┌─ Data for this exercise

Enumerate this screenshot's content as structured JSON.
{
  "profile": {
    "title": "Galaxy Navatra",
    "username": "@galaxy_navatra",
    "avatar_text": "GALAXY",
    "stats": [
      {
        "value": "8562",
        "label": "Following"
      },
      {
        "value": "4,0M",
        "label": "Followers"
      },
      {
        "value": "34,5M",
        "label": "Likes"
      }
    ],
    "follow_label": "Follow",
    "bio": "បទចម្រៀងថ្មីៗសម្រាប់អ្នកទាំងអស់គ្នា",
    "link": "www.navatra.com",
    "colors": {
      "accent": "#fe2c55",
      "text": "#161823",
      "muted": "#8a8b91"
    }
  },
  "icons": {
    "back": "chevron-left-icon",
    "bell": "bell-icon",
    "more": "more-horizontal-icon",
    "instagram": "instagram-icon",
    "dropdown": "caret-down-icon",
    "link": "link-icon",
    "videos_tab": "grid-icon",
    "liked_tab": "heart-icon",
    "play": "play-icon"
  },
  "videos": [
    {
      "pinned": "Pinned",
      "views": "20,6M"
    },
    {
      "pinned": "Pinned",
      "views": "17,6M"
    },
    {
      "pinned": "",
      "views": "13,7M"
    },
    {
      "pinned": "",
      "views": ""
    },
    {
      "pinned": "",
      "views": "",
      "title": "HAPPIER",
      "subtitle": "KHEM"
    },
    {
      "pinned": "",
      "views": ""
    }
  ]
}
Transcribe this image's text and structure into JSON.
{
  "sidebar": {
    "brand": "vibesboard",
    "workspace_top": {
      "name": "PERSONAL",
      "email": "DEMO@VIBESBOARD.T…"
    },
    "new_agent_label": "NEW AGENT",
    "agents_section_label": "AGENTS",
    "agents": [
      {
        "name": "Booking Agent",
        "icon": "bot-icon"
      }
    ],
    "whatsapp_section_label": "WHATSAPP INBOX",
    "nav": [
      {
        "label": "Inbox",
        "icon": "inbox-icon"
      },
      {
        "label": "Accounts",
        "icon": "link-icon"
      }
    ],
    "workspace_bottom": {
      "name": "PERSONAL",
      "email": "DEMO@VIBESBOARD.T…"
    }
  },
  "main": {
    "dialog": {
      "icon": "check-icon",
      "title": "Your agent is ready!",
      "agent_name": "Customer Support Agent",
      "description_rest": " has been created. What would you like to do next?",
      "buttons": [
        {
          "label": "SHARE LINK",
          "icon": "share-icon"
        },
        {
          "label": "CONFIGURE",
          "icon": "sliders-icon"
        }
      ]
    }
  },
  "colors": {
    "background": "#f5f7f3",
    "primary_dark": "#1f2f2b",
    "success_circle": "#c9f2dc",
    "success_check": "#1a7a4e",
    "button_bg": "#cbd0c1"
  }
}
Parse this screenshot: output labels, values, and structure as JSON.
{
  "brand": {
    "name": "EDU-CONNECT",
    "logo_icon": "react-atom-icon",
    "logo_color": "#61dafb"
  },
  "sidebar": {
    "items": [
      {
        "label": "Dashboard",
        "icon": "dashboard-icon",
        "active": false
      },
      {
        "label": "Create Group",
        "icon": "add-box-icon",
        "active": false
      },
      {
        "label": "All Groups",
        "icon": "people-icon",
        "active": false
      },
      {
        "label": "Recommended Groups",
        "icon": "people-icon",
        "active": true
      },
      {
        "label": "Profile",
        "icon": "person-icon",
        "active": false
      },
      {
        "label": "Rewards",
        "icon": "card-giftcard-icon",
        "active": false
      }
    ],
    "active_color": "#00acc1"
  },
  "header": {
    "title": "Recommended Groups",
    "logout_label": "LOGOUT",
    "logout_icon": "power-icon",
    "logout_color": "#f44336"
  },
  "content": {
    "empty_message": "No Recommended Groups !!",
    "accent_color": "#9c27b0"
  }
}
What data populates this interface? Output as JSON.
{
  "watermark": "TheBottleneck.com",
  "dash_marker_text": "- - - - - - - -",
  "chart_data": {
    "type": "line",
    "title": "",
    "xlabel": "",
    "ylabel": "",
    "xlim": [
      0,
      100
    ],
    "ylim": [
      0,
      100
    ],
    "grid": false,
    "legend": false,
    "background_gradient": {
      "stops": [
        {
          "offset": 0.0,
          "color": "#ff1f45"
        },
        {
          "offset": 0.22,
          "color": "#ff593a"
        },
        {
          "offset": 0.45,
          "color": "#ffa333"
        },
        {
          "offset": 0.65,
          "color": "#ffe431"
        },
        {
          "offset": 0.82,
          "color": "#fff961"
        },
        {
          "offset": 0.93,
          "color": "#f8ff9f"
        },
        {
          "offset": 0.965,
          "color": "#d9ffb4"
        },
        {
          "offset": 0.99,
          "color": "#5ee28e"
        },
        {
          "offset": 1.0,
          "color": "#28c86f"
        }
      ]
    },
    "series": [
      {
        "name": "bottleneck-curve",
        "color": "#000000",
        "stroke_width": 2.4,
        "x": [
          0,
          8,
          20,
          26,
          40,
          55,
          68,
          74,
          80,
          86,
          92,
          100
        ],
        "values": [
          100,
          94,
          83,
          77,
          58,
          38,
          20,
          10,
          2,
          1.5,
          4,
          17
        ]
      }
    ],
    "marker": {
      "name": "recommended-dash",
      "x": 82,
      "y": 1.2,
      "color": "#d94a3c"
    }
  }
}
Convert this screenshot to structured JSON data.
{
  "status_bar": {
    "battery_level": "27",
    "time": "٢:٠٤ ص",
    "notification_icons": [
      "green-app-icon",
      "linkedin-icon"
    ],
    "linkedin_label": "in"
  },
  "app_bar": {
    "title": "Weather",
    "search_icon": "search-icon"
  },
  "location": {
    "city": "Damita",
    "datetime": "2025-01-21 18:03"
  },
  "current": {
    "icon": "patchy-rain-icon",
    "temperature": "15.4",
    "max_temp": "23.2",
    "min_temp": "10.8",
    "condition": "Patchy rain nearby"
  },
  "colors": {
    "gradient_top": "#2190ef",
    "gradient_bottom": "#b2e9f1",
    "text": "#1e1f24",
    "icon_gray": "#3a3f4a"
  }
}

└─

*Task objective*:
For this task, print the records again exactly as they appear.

*Response*:
Enumerate this screenshot's content as structured JSON.
{
  "profile": {
    "title": "Galaxy Navatra",
    "username": "@galaxy_navatra",
    "avatar_text": "GALAXY",
    "stats": [
      {
        "value": "8562",
        "label": "Following"
      },
      {
        "value": "4,0M",
        "label": "Followers"
      },
      {
        "value": "34,5M",
        "label": "Likes"
      }
    ],
    "follow_label": "Follow",
    "bio": "បទចម្រៀងថ្មីៗសម្រាប់អ្នកទាំងអស់គ្នា",
    "link": "www.navatra.com",
    "colors": {
      "accent": "#fe2c55",
      "text": "#161823",
      "muted": "#8a8b91"
    }
  },
  "icons": {
    "back": "chevron-left-icon",
    "bell": "bell-icon",
    "more": "more-horizontal-icon",
    "instagram": "instagram-icon",
    "dropdown": "caret-down-icon",
    "link": "link-icon",
    "videos_tab": "grid-icon",
    "liked_tab": "heart-icon",
    "play": "play-icon"
  },
  "videos": [
    {
      "pinned": "Pinned",
      "views": "20,6M"
    },
    {
      "pinned": "Pinned",
      "views": "17,6M"
    },
    {
      "pinned": "",
      "views": "13,7M"
    },
    {
      "pinned": "",
      "views": ""
    },
    {
      "pinned": "",
      "views": "",
      "title": "HAPPIER",
      "subtitle": "KHEM"
    },
    {
      "pinned": "",
      "views": ""
    }
  ]
}
Transcribe this image's text and structure into JSON.
{
  "sidebar": {
    "brand": "vibesboard",
    "workspace_top": {
      "name": "PERSONAL",
      "email": "DEMO@VIBESBOARD.T…"
    },
    "new_agent_label": "NEW AGENT",
    "agents_section_label": "AGENTS",
    "agents": [
      {
        "name": "Booking Agent",
        "icon": "bot-icon"
      }
    ],
    "whatsapp_section_label": "WHATSAPP INBOX",
    "nav": [
      {
        "label": "Inbox",
        "icon": "inbox-icon"
      },
      {
        "label": "Accounts",
        "icon": "link-icon"
      }
    ],
    "workspace_bottom": {
      "name": "PERSONAL",
      "email": "DEMO@VIBESBOARD.T…"
    }
  },
  "main": {
    "dialog": {
      "icon": "check-icon",
      "title": "Your agent is ready!",
      "agent_name": "Customer Support Agent",
      "description_rest": " has been created. What would you like to do next?",
      "buttons": [
        {
          "label": "SHARE LINK",
          "icon": "share-icon"
        },
        {
          "label": "CONFIGURE",
          "icon": "sliders-icon"
        }
      ]
    }
  },
  "colors": {
    "background": "#f5f7f3",
    "primary_dark": "#1f2f2b",
    "success_circle": "#c9f2dc",
    "success_check": "#1a7a4e",
    "button_bg": "#cbd0c1"
  }
}
Parse this screenshot: output labels, values, and structure as JSON.
{
  "brand": {
    "name": "EDU-CONNECT",
    "logo_icon": "react-atom-icon",
    "logo_color": "#61dafb"
  },
  "sidebar": {
    "items": [
      {
        "label": "Dashboard",
        "icon": "dashboard-icon",
        "active": false
      },
      {
        "label": "Create Group",
        "icon": "add-box-icon",
        "active": false
      },
      {
        "label": "All Groups",
        "icon": "people-icon",
        "active": false
      },
      {
        "label": "Recommended Groups",
        "icon": "people-icon",
        "active": true
      },
      {
        "label": "Profile",
        "icon": "person-icon",
        "active": false
      },
      {
        "label": "Rewards",
        "icon": "card-giftcard-icon",
        "active": false
      }
    ],
    "active_color": "#00acc1"
  },
  "header": {
    "title": "Recommended Groups",
    "logout_label": "LOGOUT",
    "logout_icon": "power-icon",
    "logout_color": "#f44336"
  },
  "content": {
    "empty_message": "No Recommended Groups !!",
    "accent_color": "#9c27b0"
  }
}
What data populates this interface? Output as JSON.
{
  "watermark": "TheBottleneck.com",
  "dash_marker_text": "- - - - - - - -",
  "chart_data": {
    "type": "line",
    "title": "",
    "xlabel": "",
    "ylabel": "",
    "xlim": [
      0,
      100
    ],
    "ylim": [
      0,
      100
    ],
    "grid": false,
    "legend": false,
    "background_gradient": {
      "stops": [
        {
          "offset": 0.0,
          "color": "#ff1f45"
        },
        {
          "offset": 0.22,
          "color": "#ff593a"
        },
        {
          "offset": 0.45,
          "color": "#ffa333"
        },
        {
          "offset": 0.65,
          "color": "#ffe431"
        },
        {
          "offset": 0.82,
          "color": "#fff961"
        },
        {
          "offset": 0.93,
          "color": "#f8ff9f"
        },
        {
          "offset": 0.965,
          "color": "#d9ffb4"
        },
        {
          "offset": 0.99,
          "color": "#5ee28e"
        },
        {
          "offset": 1.0,
          "color": "#28c86f"
        }
      ]
    },
    "series": [
      {
        "name": "bottleneck-curve",
        "color": "#000000",
        "stroke_width": 2.4,
        "x": [
          0,
          8,
          20,
          26,
          40,
          55,
          68,
          74,
          80,
          86,
          92,
          100
        ],
        "values": [
          100,
          94,
          83,
          77,
          58,
          38,
          20,
          10,
          2,
          1.5,
          4,
          17
        ]
      }
    ],
    "marker": {
      "name": "recommended-dash",
      "x": 82,
      "y": 1.2,
      "color": "#d94a3c"
    }
  }
}
Convert this screenshot to structured JSON data.
{
  "status_bar": {
    "battery_level": "27",
    "time": "٢:٠٤ ص",
    "notification_icons": [
      "green-app-icon",
      "linkedin-icon"
    ],
    "linkedin_label": "in"
  },
  "app_bar": {
    "title": "Weather",
    "search_icon": "search-icon"
  },
  "location": {
    "city": "Damita",
    "datetime": "2025-01-21 18:03"
  },
  "current": {
    "icon": "patchy-rain-icon",
    "temperature": "15.4",
    "max_temp": "23.2",
    "min_temp": "10.8",
    "condition": "Patchy rain nearby"
  },
  "colors": {
    "gradient_top": "#2190ef",
    "gradient_bottom": "#b2e9f1",
    "text": "#1e1f24",
    "icon_gray": "#3a3f4a"
  }
}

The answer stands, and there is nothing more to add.